Numb by U2. This is their best video. For some reason I watched it five or six times in a row on that bleak afternoon. And I did indeed feel numb at the time. Because of all the breast smashing. Men, you have no idea.
Open House by Lou Reed and John Cale. It's from an album about Andy Warhol, and it describes his early commerical art career, his loneliness in the big city, and the Czechoslovakian customs he used to make friends. This song helped me breathe when I was panicky. I'd try to align my breathing with its slow rhythm. And Lou Reed's voice has always had a calming influence on me.
The Waiting by Tom Petty & the Heartbreakers. For obvious reasons.
How? by John Lennon. I re-watched a documentary about him while finishing my painting of Terry. You know life can be long / and you've got to be so strong / and the world is so tough / sometimes I feel I've had enough. I've always loved John and Yoko as a couple and now, at last, that's what I have with Jeff, and I so want to keep it.
Send One Your Love by Stevie Wonder. Every night I'd wake up at 3:00 with an Uma-in-Pulp-Fiction adrenaline rush that made it impossible to get back to sleep, so in an attempt to relax myself, the soundtrack in my head played songs like this one. It's a classic from my childhood with its dreamy melody and my favorite Stevie harmonica solo of all time. It wrapped itself around me like a warm blanket.
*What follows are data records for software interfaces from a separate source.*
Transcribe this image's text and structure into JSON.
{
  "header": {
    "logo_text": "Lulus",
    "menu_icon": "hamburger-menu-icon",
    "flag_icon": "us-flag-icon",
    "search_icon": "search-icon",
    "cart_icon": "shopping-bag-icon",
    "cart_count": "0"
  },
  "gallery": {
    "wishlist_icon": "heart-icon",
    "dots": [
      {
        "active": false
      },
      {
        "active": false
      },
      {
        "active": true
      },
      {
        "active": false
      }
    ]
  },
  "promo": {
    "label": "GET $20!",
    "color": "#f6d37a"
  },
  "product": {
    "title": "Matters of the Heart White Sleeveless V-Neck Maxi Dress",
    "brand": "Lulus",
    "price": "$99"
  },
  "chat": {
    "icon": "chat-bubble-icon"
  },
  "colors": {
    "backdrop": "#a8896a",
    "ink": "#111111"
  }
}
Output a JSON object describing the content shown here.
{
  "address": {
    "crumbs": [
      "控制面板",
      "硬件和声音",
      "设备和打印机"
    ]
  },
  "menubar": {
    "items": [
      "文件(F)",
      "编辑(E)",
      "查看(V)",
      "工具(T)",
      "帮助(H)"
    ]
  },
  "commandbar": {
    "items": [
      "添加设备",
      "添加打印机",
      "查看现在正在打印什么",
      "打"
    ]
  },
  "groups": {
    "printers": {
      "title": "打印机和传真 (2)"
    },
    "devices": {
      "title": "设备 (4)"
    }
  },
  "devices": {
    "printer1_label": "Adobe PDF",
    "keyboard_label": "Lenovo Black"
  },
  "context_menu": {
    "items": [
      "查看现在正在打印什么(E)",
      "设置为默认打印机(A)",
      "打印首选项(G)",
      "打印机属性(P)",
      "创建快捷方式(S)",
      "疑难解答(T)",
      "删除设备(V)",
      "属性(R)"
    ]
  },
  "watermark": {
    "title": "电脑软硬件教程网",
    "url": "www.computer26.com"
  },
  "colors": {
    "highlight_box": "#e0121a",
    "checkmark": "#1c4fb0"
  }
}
Mother's Little Helper by The Rolling Stones. The "what a drag it is getting old" line was just so right, and I thought of this song whenever I longed for the escape that drugs and booze would provide. But instead I endured every last second of the waiting game and bore the full brunt of its stress.
Can't Help Falling In Love by U2. Oh how I miss Weird U2. This is another one of those mental lullabyes I used to calm myself down at night. You know how your mind wanders during bouts of insomnia? I used my time awake to think about how stressful life must have been in the German concentration camps, and how I would never have survived one of those because even during optimal conditions my feet and hands are always so, so cold. Since I was forced to really fixate on my breasts last week, I concluded that I'd probably die of either frostbitten extremities or raw nipples as I stood out there in the cold wearing some kind of rough, itchy garment that would rub up against me all the time. I am such wuss.
In the Still of the Night by the Neville Brothers. One beautiful morning last week, I drove into town for some groceries, and I listened to this gorgeous, smooth song in the driveway once I arrived home. I watched painted lady butterflies feasting on fallen apples near our doorway, and all I wanted was to live in this house with Jeff for decades and decades, watching those butterflies every fall.
And now I'm glad I can keep doing that.